Stored dataset items:
···

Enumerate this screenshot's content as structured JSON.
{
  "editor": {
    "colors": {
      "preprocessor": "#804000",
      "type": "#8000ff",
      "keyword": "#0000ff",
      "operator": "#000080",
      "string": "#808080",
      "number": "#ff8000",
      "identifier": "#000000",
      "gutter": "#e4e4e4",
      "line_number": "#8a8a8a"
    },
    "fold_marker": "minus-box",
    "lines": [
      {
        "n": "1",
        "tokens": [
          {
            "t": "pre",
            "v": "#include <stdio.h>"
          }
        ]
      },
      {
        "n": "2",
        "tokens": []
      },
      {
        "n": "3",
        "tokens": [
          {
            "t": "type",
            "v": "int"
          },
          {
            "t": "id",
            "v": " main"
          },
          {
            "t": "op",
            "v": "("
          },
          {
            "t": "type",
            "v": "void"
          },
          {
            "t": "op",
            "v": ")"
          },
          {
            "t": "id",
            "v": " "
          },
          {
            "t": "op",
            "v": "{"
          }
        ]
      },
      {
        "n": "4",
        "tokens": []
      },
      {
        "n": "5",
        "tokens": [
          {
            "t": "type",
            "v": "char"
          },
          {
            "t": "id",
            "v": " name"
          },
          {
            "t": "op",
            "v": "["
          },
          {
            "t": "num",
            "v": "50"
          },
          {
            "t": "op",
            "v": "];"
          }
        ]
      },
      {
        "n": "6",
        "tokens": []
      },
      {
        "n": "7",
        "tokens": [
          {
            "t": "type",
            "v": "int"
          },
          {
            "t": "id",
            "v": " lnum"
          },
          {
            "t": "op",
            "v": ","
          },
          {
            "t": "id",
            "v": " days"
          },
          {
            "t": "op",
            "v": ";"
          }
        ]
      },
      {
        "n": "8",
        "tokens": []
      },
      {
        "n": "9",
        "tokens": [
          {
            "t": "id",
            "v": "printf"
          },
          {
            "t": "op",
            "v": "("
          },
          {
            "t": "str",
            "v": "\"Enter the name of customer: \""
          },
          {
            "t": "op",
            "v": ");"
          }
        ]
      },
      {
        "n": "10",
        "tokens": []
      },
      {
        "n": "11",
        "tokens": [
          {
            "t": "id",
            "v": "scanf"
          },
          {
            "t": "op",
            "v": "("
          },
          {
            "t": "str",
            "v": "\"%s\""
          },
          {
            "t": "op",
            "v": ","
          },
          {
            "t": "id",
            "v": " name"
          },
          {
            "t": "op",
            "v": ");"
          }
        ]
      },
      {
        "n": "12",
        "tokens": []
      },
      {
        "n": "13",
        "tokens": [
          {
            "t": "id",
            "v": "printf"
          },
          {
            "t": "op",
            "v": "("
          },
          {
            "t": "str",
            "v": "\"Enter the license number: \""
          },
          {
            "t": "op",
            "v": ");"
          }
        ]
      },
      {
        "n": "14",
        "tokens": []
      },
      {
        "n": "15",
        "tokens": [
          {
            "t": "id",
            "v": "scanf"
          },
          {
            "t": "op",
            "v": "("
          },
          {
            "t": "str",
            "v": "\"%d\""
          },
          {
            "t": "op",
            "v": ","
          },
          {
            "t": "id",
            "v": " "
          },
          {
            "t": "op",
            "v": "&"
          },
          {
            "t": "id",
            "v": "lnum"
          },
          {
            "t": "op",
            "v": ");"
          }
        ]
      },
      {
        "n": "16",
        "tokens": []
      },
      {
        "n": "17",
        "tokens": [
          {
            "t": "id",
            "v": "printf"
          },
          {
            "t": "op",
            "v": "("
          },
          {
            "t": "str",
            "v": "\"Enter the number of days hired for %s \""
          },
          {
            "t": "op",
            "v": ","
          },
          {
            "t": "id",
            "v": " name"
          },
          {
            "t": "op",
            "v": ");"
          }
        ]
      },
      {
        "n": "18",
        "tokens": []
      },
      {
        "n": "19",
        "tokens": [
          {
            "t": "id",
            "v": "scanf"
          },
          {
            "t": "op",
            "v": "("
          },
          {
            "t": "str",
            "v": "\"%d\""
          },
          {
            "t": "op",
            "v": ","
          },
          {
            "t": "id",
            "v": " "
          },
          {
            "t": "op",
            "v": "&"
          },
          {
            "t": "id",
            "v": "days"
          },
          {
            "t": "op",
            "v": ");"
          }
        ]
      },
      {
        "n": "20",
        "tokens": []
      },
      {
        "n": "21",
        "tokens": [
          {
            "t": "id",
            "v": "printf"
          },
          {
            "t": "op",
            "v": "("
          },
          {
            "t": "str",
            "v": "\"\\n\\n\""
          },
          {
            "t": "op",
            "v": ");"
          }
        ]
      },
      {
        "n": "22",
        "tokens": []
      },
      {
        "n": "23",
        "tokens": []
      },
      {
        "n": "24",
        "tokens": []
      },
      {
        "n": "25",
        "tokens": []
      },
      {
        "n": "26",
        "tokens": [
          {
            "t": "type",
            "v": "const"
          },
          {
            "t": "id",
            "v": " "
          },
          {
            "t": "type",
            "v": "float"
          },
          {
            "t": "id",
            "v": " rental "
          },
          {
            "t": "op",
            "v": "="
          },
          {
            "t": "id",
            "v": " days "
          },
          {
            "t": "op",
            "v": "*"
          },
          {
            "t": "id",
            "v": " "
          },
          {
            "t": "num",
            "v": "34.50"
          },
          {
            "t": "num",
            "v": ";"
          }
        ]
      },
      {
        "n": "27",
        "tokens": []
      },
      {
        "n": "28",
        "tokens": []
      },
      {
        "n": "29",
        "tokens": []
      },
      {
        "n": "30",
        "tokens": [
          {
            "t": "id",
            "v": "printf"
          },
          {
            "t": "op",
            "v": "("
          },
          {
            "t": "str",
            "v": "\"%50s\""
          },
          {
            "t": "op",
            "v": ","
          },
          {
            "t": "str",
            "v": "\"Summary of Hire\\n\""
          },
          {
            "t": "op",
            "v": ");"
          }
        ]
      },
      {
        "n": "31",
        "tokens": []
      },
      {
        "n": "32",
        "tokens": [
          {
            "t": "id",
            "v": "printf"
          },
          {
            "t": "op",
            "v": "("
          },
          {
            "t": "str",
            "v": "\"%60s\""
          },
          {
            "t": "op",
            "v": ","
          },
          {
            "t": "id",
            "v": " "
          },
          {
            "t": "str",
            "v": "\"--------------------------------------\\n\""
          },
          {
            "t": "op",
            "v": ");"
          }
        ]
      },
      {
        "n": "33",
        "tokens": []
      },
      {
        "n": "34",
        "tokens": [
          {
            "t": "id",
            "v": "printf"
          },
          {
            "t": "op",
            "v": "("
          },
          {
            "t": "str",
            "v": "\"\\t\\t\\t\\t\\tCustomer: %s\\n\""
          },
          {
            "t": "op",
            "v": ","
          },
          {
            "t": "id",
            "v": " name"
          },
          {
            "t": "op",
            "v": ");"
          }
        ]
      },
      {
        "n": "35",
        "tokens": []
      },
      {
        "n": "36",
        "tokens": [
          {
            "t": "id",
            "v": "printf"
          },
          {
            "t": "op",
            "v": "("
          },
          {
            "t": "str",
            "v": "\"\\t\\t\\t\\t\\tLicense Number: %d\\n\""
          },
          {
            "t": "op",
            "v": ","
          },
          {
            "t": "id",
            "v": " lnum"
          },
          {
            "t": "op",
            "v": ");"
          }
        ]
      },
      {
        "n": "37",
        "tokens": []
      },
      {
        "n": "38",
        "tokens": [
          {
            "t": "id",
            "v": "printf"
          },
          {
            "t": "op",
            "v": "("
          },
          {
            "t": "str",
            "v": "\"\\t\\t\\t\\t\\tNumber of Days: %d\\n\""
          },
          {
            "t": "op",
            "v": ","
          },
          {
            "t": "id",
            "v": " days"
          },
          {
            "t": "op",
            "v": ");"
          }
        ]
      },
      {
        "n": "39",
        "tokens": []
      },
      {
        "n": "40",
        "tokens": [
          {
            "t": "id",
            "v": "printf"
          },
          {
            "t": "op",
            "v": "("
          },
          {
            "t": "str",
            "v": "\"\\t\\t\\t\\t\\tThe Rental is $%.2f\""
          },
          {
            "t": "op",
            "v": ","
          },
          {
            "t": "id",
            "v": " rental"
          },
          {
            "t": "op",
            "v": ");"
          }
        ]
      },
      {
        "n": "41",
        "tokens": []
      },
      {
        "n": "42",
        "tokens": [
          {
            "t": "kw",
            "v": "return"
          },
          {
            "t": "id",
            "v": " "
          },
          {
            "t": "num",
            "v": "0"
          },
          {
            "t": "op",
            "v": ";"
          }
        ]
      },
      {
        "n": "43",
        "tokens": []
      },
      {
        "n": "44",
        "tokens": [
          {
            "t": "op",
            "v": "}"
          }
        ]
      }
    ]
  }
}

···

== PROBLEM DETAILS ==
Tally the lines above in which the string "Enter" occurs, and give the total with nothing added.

== TASK ANSWER ==
3